SAN FRANCISCO — A California gay-rights activist filed a complaint yesterday accusing the Mormon church of failing to report the full value of the work it did to support the state's new ban on same-sex marriage.
Fred Karger, the founder of Californians Against Hate, submitted the complaint to the enforcement division of the California Fair Political Practices Commission, the agency that regulates campaign activity.
Karger alleges that the Church of Jesus Christ of Latter-day Saints ran out-of-state phone banks, produced commercials and provided other services that must be reported as contributions to the Proposition 8 campaign.
"Let's be transparent here. If they are going to play in the political process, they need to abide by the rules like everyone else," he said.
Karger also notified the attorneys general of California and Utah, where the Mormon church is based.
Church spokeswoman Kim Farah said the church had complied with all campaign-finance laws and was confident an investigation would prove that.

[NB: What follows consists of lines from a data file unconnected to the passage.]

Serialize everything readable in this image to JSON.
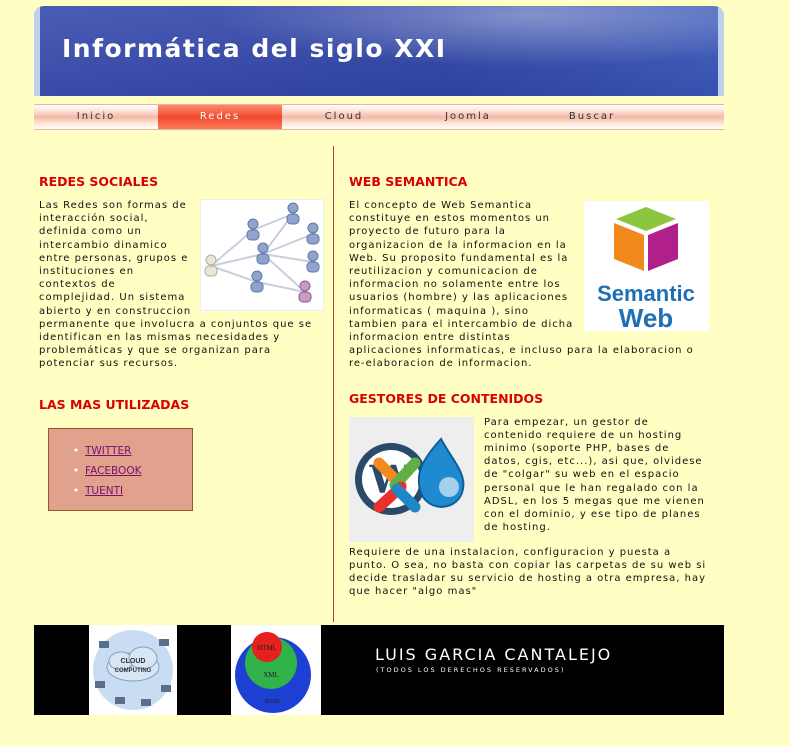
{
  "header": {
    "title": "Informática del siglo XXI"
  },
  "nav": {
    "items": [
      "Inicio",
      "Redes",
      "Cloud",
      "Joomla",
      "Buscar"
    ],
    "active": "Redes"
  },
  "redes": {
    "title": "REDES SOCIALES",
    "text": "Las Redes son formas de interacción social, definida como un intercambio dinamico entre personas, grupos e instituciones en contextos de complejidad. Un sistema abierto y en construccion permanente que involucra a conjuntos que se identifican en las mismas necesidades y problemáticas y que se organizan para potenciar sus recursos."
  },
  "utilizadas": {
    "title": "LAS MAS UTILIZADAS",
    "links": [
      "TWITTER",
      "FACEBOOK",
      "TUENTI"
    ]
  },
  "semantica": {
    "title": "WEB SEMANTICA",
    "text": "El concepto de Web Semantica constituye en estos momentos un proyecto de futuro para la organizacion de la informacion en la Web. Su proposito fundamental es la reutilizacion y comunicacion de informacion no solamente entre los usuarios (hombre) y las aplicaciones informaticas ( maquina ), sino tambien para el intercambio de dicha informacion entre distintas aplicaciones informaticas, e incluso para la elaboracion o re-elaboracion de informacion.",
    "logo_line1": "Semantic",
    "logo_line2": "Web"
  },
  "gestores": {
    "title": "GESTORES DE CONTENIDOS",
    "text1": "Para empezar, un gestor de contenido requiere de un hosting minimo (soporte PHP, bases de datos, cgis, etc...), asi que, olvidese de \"colgar\" su web en el espacio personal que le han regalado con la ADSL, en los 5 megas que me vienen con el dominio, y ese tipo de planes de hosting.",
    "text2": "Requiere de una instalacion, configuracion y puesta a punto. O sea, no basta con copiar las carpetas de su web si decide trasladar su servicio de hosting a otra empresa, hay que hacer \"algo mas\""
  },
  "footer": {
    "name": "LUIS GARCIA CANTALEJO",
    "rights": "(TODOS LOS DERECHOS RESERVADOS)",
    "cloud_label_1": "CLOUD",
    "cloud_label_2": "COMPUTING",
    "ring_labels": [
      "HTML",
      "XML",
      "SGML"
    ]
  },
  "colors": {
    "accent": "#d90000",
    "background": "#ffffc4",
    "header": "#3347a8",
    "nav_active": "#ef4a2e"
  }
}
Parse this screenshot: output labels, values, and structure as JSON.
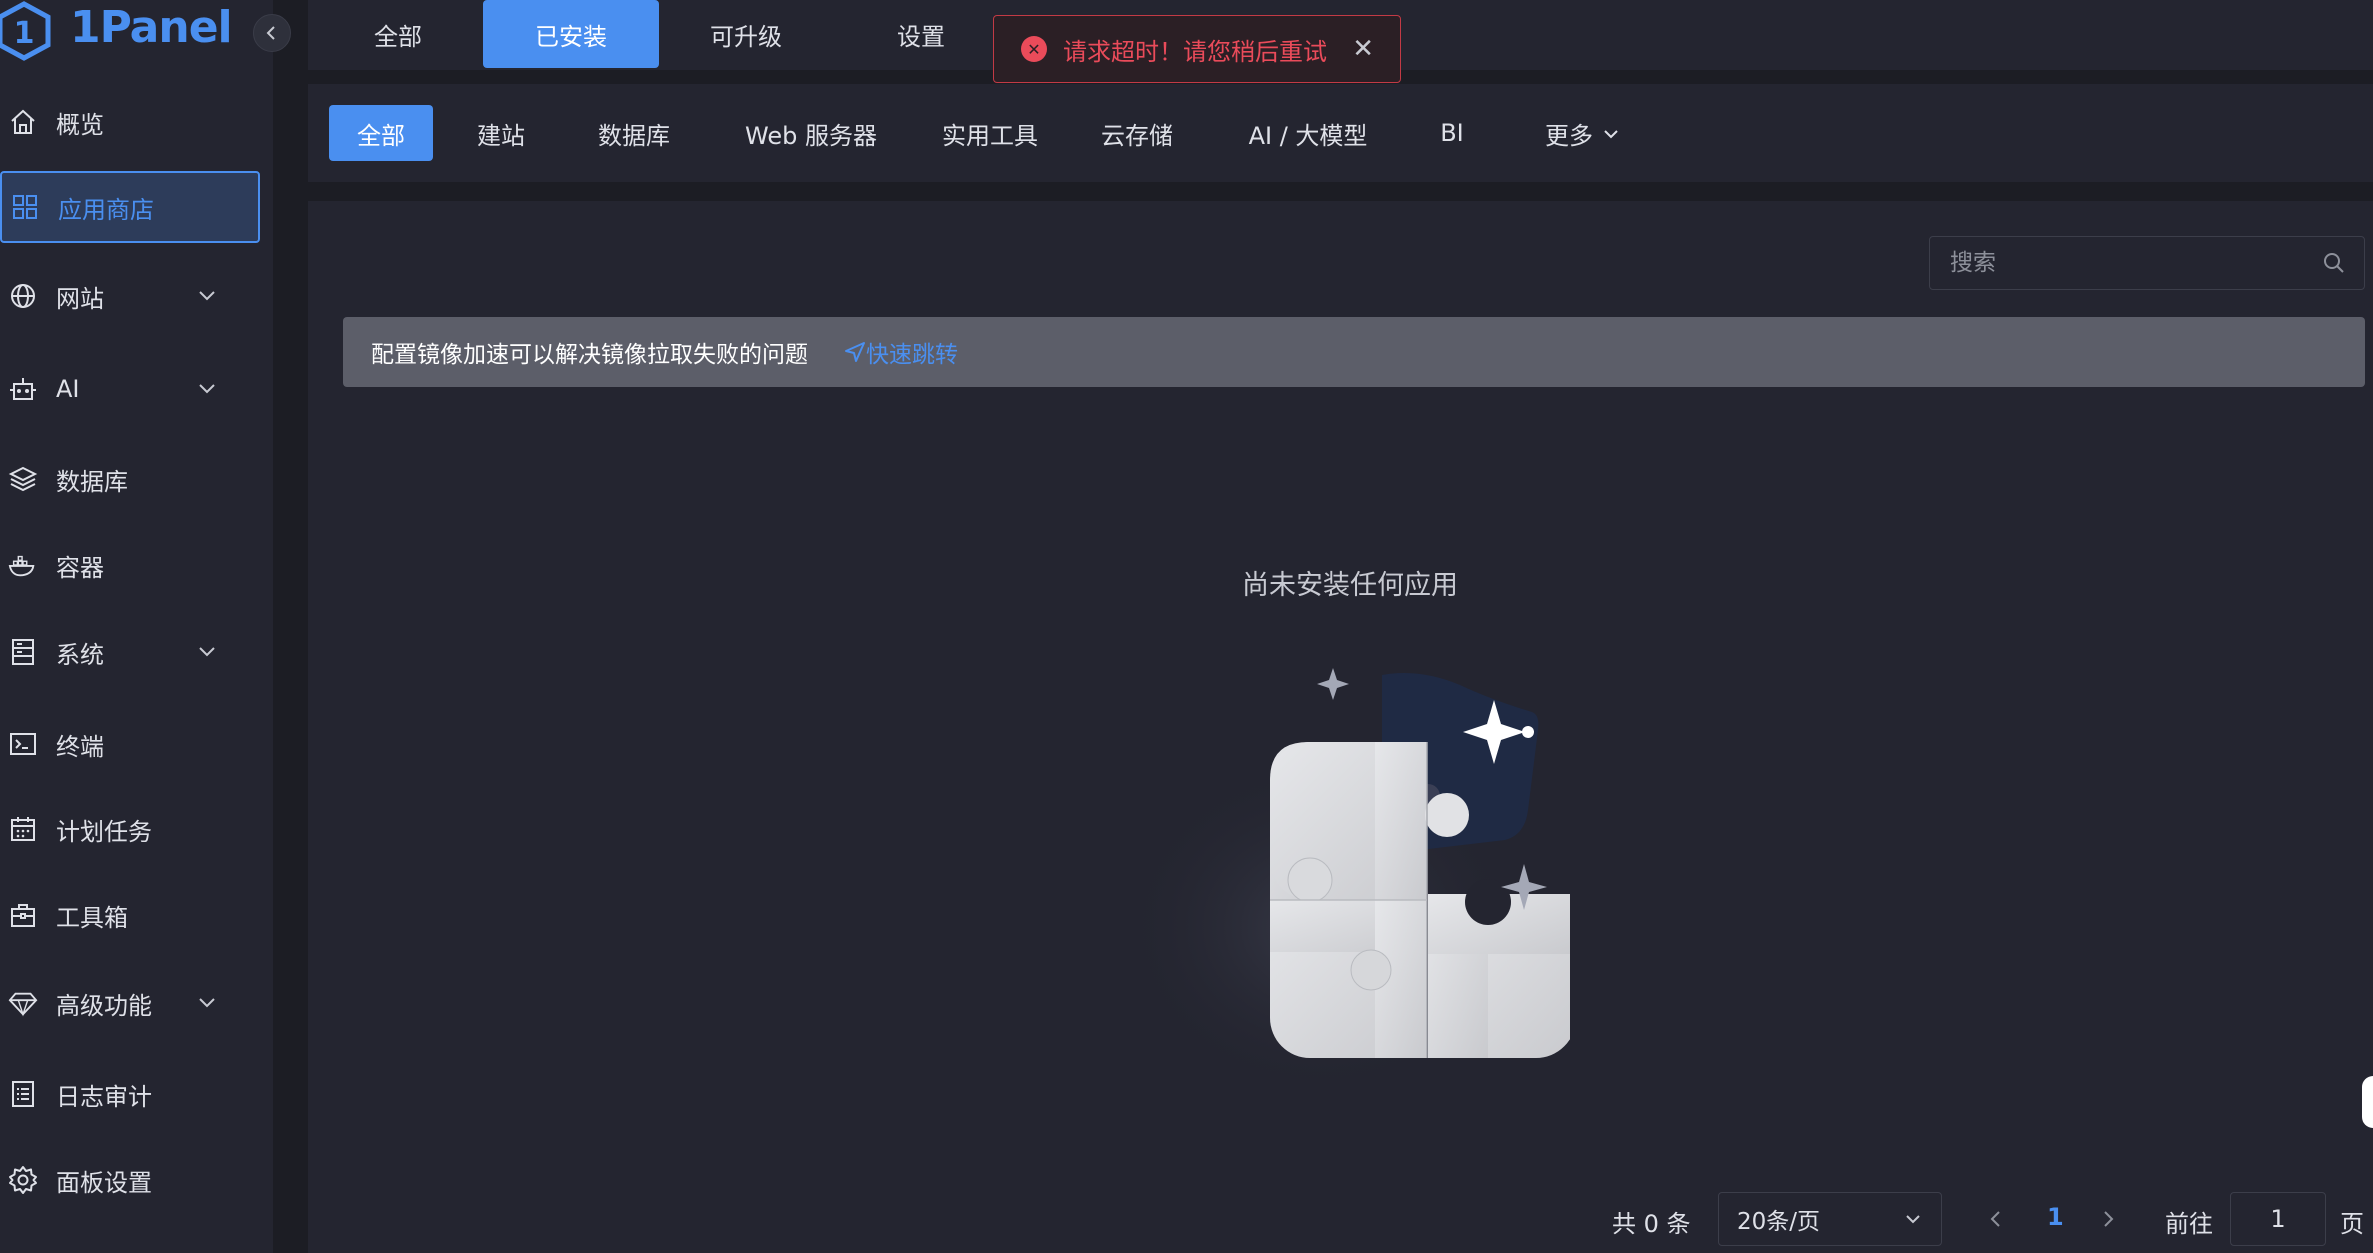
{
  "colors": {
    "accent": "#4a8ff0",
    "error": "#ea4b5a",
    "sidebar_bg": "#242530",
    "page_bg": "#1c1d24"
  },
  "app": {
    "logo_text": "1Panel"
  },
  "sidebar": {
    "items": [
      {
        "label": "概览",
        "icon": "home-icon",
        "expandable": false
      },
      {
        "label": "应用商店",
        "icon": "app-grid-icon",
        "expandable": false,
        "active": true
      },
      {
        "label": "网站",
        "icon": "globe-icon",
        "expandable": true
      },
      {
        "label": "AI",
        "icon": "robot-icon",
        "expandable": true
      },
      {
        "label": "数据库",
        "icon": "layers-icon",
        "expandable": false
      },
      {
        "label": "容器",
        "icon": "docker-icon",
        "expandable": false
      },
      {
        "label": "系统",
        "icon": "server-icon",
        "expandable": true
      },
      {
        "label": "终端",
        "icon": "terminal-icon",
        "expandable": false
      },
      {
        "label": "计划任务",
        "icon": "calendar-icon",
        "expandable": false
      },
      {
        "label": "工具箱",
        "icon": "toolbox-icon",
        "expandable": false
      },
      {
        "label": "高级功能",
        "icon": "diamond-icon",
        "expandable": true
      },
      {
        "label": "日志审计",
        "icon": "log-list-icon",
        "expandable": false
      },
      {
        "label": "面板设置",
        "icon": "gear-icon",
        "expandable": false
      }
    ]
  },
  "top_tabs": [
    {
      "label": "全部"
    },
    {
      "label": "已安装",
      "active": true
    },
    {
      "label": "可升级"
    },
    {
      "label": "设置"
    }
  ],
  "toast": {
    "message": "请求超时！请您稍后重试"
  },
  "categories": [
    {
      "label": "全部",
      "active": true
    },
    {
      "label": "建站"
    },
    {
      "label": "数据库"
    },
    {
      "label": "Web 服务器"
    },
    {
      "label": "实用工具"
    },
    {
      "label": "云存储"
    },
    {
      "label": "AI / 大模型"
    },
    {
      "label": "BI"
    },
    {
      "label": "更多"
    }
  ],
  "search": {
    "placeholder": "搜索",
    "value": ""
  },
  "notice": {
    "text": "配置镜像加速可以解决镜像拉取失败的问题",
    "link_text": "快速跳转"
  },
  "empty_state": {
    "text": "尚未安装任何应用"
  },
  "pagination": {
    "total_text": "共 0 条",
    "page_size": "20条/页",
    "current_page": "1",
    "goto_label": "前往",
    "goto_value": "1",
    "page_suffix": "页"
  }
}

Last month, the church reported making an in-kind donation of $2,078.97 to the coalition of faith organizations and conservative groups that sponsored California’s Proposition 8, a constitutional amendment that overturned the state Supreme Court decision legalizing gay marriage. It's the only donation listed under the church's name in support of the measure.

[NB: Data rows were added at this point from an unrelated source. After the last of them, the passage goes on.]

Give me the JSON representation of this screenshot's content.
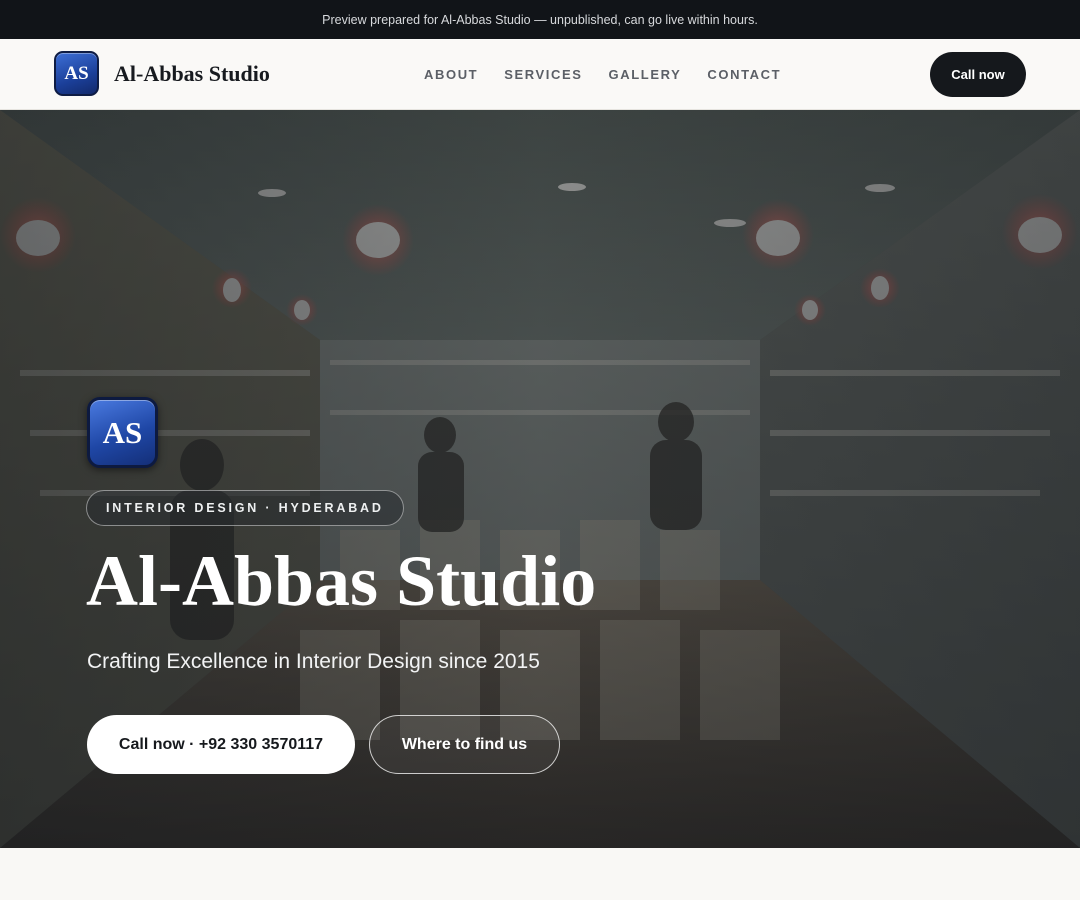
{
  "banner": {
    "text": "Preview prepared for Al-Abbas Studio — unpublished, can go live within hours."
  },
  "header": {
    "logo_text": "AS",
    "brand_name": "Al-Abbas Studio",
    "nav": [
      {
        "label": "ABOUT"
      },
      {
        "label": "SERVICES"
      },
      {
        "label": "GALLERY"
      },
      {
        "label": "CONTACT"
      }
    ],
    "call_label": "Call now"
  },
  "hero": {
    "logo_text": "AS",
    "tag": "INTERIOR DESIGN · HYDERABAD",
    "title": "Al-Abbas Studio",
    "subtitle": "Crafting Excellence in Interior Design since 2015",
    "primary_cta": "Call now · +92 330 3570117",
    "secondary_cta": "Where to find us",
    "background_image": "interior-shop-photo"
  },
  "colors": {
    "topbar": "#111418",
    "page_bg": "#f9f8f5",
    "dark_button": "#15181c",
    "logo_blue": "#1f47a6"
  }
}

Based on in-kind contributions reported by other religious groups, Karger estimates that the Mormon church actually spent hundreds of thousands of dollars backing the marriage ban.
The Fair Political Practices Commission has 14 days to respond to Karger's allegations. The agency could decide to open an investigation, to warn the party named in the complaint or conclude no action is needed, according to commission spokesman Roman Porter.
Protests in the wake of the amendment's passage have focused largely on the Mormon church, which encouraged its members to support the ban.
Meanwhile, letters containing a suspicious white powder were sent yesterday to Mormon temples in Los Angeles and Salt Lake City that were the sites of protests against the church's support of the gay-marriage ban.
The temple in the Westwood area of Los Angeles was evacuated before a hazardous-materials crew determined the envelope's contents were not toxic, said FBI spokesman Jason Pack.
The temple in downtown Salt Lake City, where the church is based, received a similar envelope containing a white powder that spilled onto a clerk's hand.
The room was decontaminated and the envelope taken by the FBI for testing. The clerk showed no signs of illness, but the scare shut down a building at Temple Square for more than an hour, said Scott Freitag, a spokesman for the Salt Lake City Fire Department.
None of the writing on the envelope was threatening, and the church received no calls or messages related to the package, Freitag said.
Authorities are looking into several theories on who sent the letters and why, Pack said.